start to understand why we’re doing things the way we are so join me for

part six thanks

in coming times this wud be the most sought out lectures…!!

keep up the good work sir…!!

Great work, logical explaination of a tough object

great and easy to understand explaination. Thanks a lot Dr. Roger for making things simple

awesome dr! awesome!

8:48 – what if anion gap + current HCO3 is between 24 and 26??

22 and 26… sorry

if you mean what if the delta gap and bicarb added is between 22 and 26? Then the answer is that there is no other metabolic acid base problem going on or, if there is, then it is a non anion gap metabolic acidosis and a metabolic alkalosis of equal magnitude canceling each other out as far as bicarb is concerned.

I think you meant loss of bicarb in Type 2 RTA

Excellent video set- well explained- thanks for taking the time.

you are awesom sir

.,

God bless u dr 🙂

You r awesome sir …thank u soo much …….

very nice lecture. Could you please cover potassium disturbances too?

Two people accidentally hit the thumbs down button.

Wonderful series of videos!

"If you have a delta gap, number one, you can take it to the bank that you've got a anion gap metabolic process.

There is only one thing that causes an anion gap, and that is an anion gap metabolic acidosis, period."

Should it be, "There is only one thing that causes a delta gap, and that is an anion gap metabolic acidosis, period?"

I believe the anion gap caused by albumin is normal, right?

Thank you !!!

The two types of metabolic acidosis should be "delta gap metabolic acidosis" and "non-delta gap metabolic acidosis". The delta gap defines them, not the anion gap!

MED~ Cram..( i heard CRAB all the time)~ … always got me 😀 thank you so much for all the videos!!!!

Did you mean Conn's Syndrome (primary hyperaldosteronism) causes metabolic alkalosis vs. Cushing's Disease ( Pituitary adenoma = release of excess ACTH)?

Or does increased ACTH also affect aldosterone production?

Super! thank you.

thank you the video was really useful

skinny the time how pass when we see your lecture harry potter version lol

Thanks.

super great!
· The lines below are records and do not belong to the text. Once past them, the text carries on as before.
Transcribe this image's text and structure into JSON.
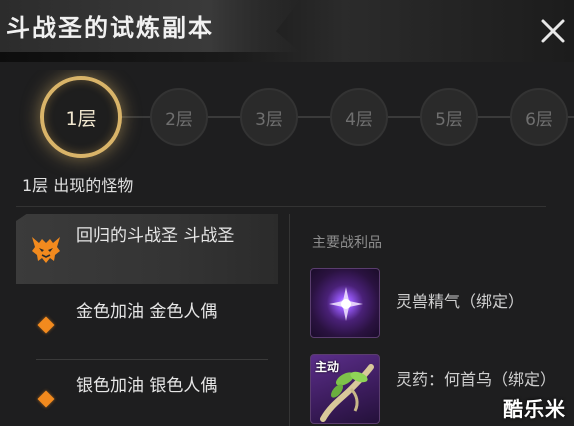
{
  "header": {
    "title": "斗战圣的试炼副本",
    "close_icon": "close-icon"
  },
  "floors": {
    "items": [
      {
        "label": "1层",
        "active": true
      },
      {
        "label": "2层",
        "active": false
      },
      {
        "label": "3层",
        "active": false
      },
      {
        "label": "4层",
        "active": false
      },
      {
        "label": "5层",
        "active": false
      },
      {
        "label": "6层",
        "active": false
      }
    ],
    "caption": "1层 出现的怪物"
  },
  "monsters": [
    {
      "name": "回归的斗战圣 斗战圣",
      "icon": "demon-head-icon",
      "selected": true
    },
    {
      "name": "金色加油 金色人偶",
      "icon": "orange-diamond-icon",
      "selected": false
    },
    {
      "name": "银色加油 银色人偶",
      "icon": "orange-diamond-icon",
      "selected": false
    }
  ],
  "loot": {
    "heading": "主要战利品",
    "items": [
      {
        "name": "灵兽精气（绑定）",
        "icon": "purple-spirit-orb-icon",
        "tag": ""
      },
      {
        "name": "灵药：何首乌（绑定）",
        "icon": "herb-root-icon",
        "tag": "主动"
      }
    ]
  },
  "watermark": "酷乐米",
  "colors": {
    "accent_gold": "#d9b469",
    "diamond_orange": "#f28a1e",
    "background": "#1e1e1f"
  }
}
Thank you

This is fantastic. You've certainly simplified it